The paper "Theories of Corporate Social Responsibility - Case of is Unilever Company" is a good example of a case study on management. Currently, the world is at the helm of the industrial and technological revolution that are majorly the main contributors to the growth of many corporations around the world that carry out business to satisfy the growing demand for their goods with the consistent growth of the world population by double digits. This scenario has brought significant changes to the welfare of the people, but, on the other hand, it has led to other hazardous activities from the corporations, resulting in deadly repercussions that have prompted global attention that eventually led to the birth of corporate social responsibility.
This retrospect paper seeks to discuss CSR broadly while addressing divergent attributes of CSR. CSR is the relationship between the company and the society in which it operates. Additionally, another relation that defines CSR is between the company and its stakeholders. This two relations between the company, society, and stakeholders can be expounded as a management concept that requires every company as it endures to achieve the business goals it has to take into consideration the social and environmental effects of its operational activities within the society it operates, in essence, all the activities carried out should not be detrimental to the welfare of the society it exists in and the environment at large.

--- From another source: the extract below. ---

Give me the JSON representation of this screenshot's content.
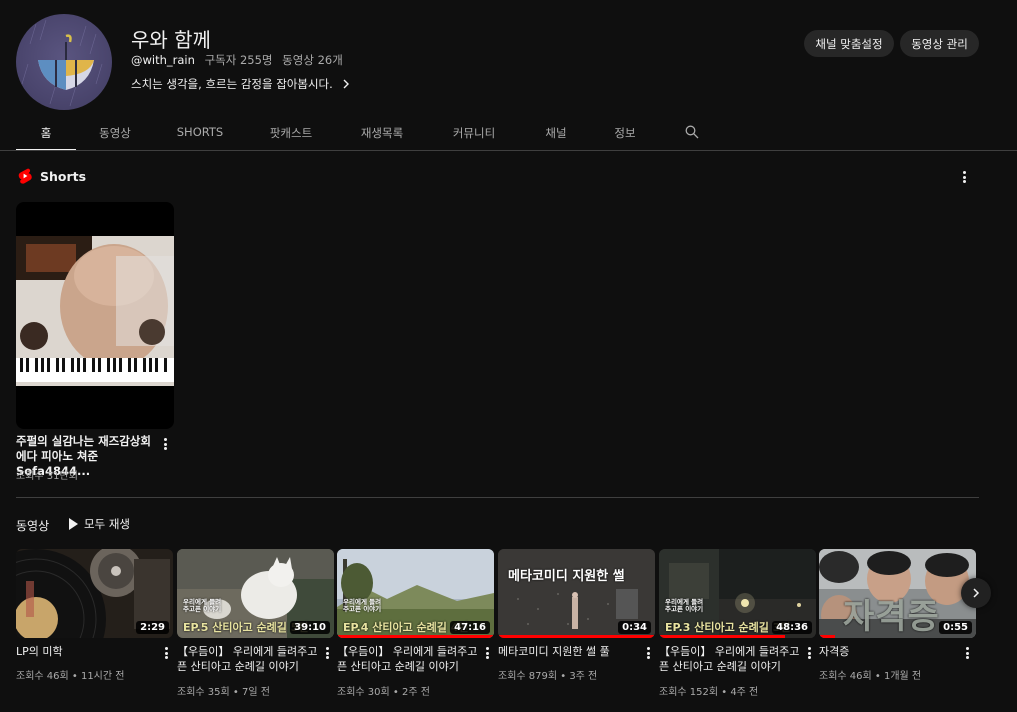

The other relation explained about stakeholders is meant to keep the management of the company to make prudent decisions that always merge with those of the stakeholders ‘ expectations. Various cooperatives have established their understanding of Corporate Social Responsibility. The United Nations Global Compact states that it is the act of making a decision in business using ethical values, linking to respecting individuals and communities, and abiding with laws.
In general, corporate social responsibility is voluntary in nature, incorporates social, environmental, and economic policies in its administrative work, and it is dynamic and basic.
Baumann-Pauly, D. (2013). Organizing corporate .
Bebbington, J. (2014). Sustainability accounting and accountability. Routledge.
Brower, J. (2013). Driven to be good: A stakeholder theory perspective on the drivers of corporate social performance. Journal of business ethics, , 117 (2), 313-331.
Brown, J. (2013). CSR and stakeholder theory: A tale of Adam Smith. Journal of business ethics , 112 (2), 301-312.
Chowdhury, S. (2013). Green marketing-A new corporate social responsibility. INCON-VIII International Conference on Ongoing Research and IT. India: Pune.
Costa, R. (2013). A multidimensional approach for CSR assessment: the importance of the stakeholder perception. Costa, R, & Menichini, T 2013, , Vol 40, No. 1, pp. 150-161. Expert Systems with Applications , 40 (1), 150-161.
Crane, A. (2013). C’orporate social responsibility in a global context. 2, 3-26.
Garriga, E. (2013). Corporate social responsibility theories: Mapping the territory. Journal of Business Ethics , 69-96.
Gond, J. (2012). Corporate social responsibility. London: Routledge.
Haynes, K. (2013). Corporate social responsibility a research handbook. Abingdon: Routledge.
Jones, A. (2012). Industry profile: Unilever. Chemistry in Australia (72), 22.
Low, K. (2013). Confucian ethics, governance and corporate social responsibility. International Journal of Business and Management , 8 (4).
Mad, J. (2013). Education and corporate social responsibility international perspectives. Bingley: Emarald.
McIntosh M Rasche A and Waddock S. (2013). ‘The United Nations global compact retrospect and prospect. Business & Society , 6-30.
Morgeson, F. (2013). Extending corporate social responsibility research to the human resource management and organizational behavior domains: A look to the future. Personnel Psychology , 66 (4), 805-824.